In a similar vein, we have looked backwards at previous market development initiatives such as the Protecting Livestock, Saving Human Life programme (April 2012 – March 2018) to see how work has progressed since the close of the project. Sales data between 2018 and 2019 indicates that millions of doses of ND vaccine were sold to small-scale livestock producers without funds or intervention from GALVmed.

Currently the GALVmed M&E function, in collaboration with partners, are working to model the economic impact of these sales to estimate the ensuing net economic benefit to the communities.

Written by Katharine Tjasink and Stuart Stevenson

GALVmed’s Learning Journey

GALVmed is privileged to be working on a mission that has truly remarkable potential to improve the livelihoods of a vast number of people. Our ability to achieve exceptional results is down to the exceptional benefits afforded by livestock vaccines and other animal health products. These represent an investment to the small-scale livestock producer that can be matched by very few other agricultural inputs and, with over half the world’s poor being farmers in developing nations, this extraordinary potential can be readily appreciated.

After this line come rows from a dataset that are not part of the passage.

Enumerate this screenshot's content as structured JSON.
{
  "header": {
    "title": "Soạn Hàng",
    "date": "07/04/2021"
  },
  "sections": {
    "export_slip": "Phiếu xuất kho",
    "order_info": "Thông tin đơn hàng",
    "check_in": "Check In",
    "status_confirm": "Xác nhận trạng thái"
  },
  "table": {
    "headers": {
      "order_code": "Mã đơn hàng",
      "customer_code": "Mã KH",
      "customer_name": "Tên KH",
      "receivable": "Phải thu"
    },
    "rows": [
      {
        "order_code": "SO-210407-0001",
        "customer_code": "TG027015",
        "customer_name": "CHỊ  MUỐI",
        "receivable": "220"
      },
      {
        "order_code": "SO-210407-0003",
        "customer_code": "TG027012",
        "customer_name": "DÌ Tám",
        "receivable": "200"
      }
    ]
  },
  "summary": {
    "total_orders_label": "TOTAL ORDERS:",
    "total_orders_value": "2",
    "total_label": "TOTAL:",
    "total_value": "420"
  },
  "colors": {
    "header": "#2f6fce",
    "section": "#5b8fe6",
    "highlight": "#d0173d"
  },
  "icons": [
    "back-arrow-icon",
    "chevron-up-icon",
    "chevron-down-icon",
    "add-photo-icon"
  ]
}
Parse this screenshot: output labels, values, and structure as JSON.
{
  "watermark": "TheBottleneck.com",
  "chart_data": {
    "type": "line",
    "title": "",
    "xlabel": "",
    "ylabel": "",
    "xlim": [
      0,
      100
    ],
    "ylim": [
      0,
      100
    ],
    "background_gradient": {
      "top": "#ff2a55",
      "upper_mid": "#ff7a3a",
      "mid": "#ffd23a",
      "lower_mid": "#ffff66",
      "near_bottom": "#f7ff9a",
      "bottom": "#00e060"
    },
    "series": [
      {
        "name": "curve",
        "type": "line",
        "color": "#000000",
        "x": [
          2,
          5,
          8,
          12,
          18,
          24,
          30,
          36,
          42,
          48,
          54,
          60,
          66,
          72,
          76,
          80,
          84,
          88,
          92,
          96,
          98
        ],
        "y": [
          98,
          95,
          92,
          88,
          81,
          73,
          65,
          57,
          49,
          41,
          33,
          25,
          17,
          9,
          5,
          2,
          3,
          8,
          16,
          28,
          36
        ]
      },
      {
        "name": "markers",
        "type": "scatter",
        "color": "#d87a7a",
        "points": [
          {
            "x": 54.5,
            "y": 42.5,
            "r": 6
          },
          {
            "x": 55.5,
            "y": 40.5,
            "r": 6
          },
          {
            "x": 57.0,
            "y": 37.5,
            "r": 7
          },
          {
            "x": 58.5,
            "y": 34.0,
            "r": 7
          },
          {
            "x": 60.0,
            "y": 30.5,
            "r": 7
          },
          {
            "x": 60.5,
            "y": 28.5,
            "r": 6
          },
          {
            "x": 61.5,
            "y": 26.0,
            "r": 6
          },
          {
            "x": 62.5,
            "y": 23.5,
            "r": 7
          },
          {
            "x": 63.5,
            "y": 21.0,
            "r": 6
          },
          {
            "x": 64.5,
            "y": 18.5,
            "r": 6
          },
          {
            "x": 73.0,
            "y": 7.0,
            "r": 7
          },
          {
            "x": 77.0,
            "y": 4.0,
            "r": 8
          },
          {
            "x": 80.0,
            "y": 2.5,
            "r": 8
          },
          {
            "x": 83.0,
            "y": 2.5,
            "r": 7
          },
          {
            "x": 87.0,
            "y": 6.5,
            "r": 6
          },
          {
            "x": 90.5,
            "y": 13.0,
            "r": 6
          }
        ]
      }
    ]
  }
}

However, despite this potential our mission remains a challenging one. We still have a great deal to learn in the small-scale livestock field and we can still anticipate failure in some of our projects and initiatives. The key to transforming our theoretical potential to tangible reality is learning.

In the GALVmed Monitoring and Evaluation (M&E) function we are very much part of this GALVmed learning journey. We follow a developmental evaluation approach where pragmatic levels of information are sought to rapidly assess progress and, where necessary, course corrections can be proposed and discussed within GALVmed and with private sector partners. It is our responsibility to serve as the ‘honest broker’ in ensuring a transparent assessment of impact alongside the performance of our initiatives.

We have much to learn and will continue to evolve as iterate as new evidence comes to light, bringing with it new challenges, new lessons, new opportunities and greater understanding.

Written by Neil Gammon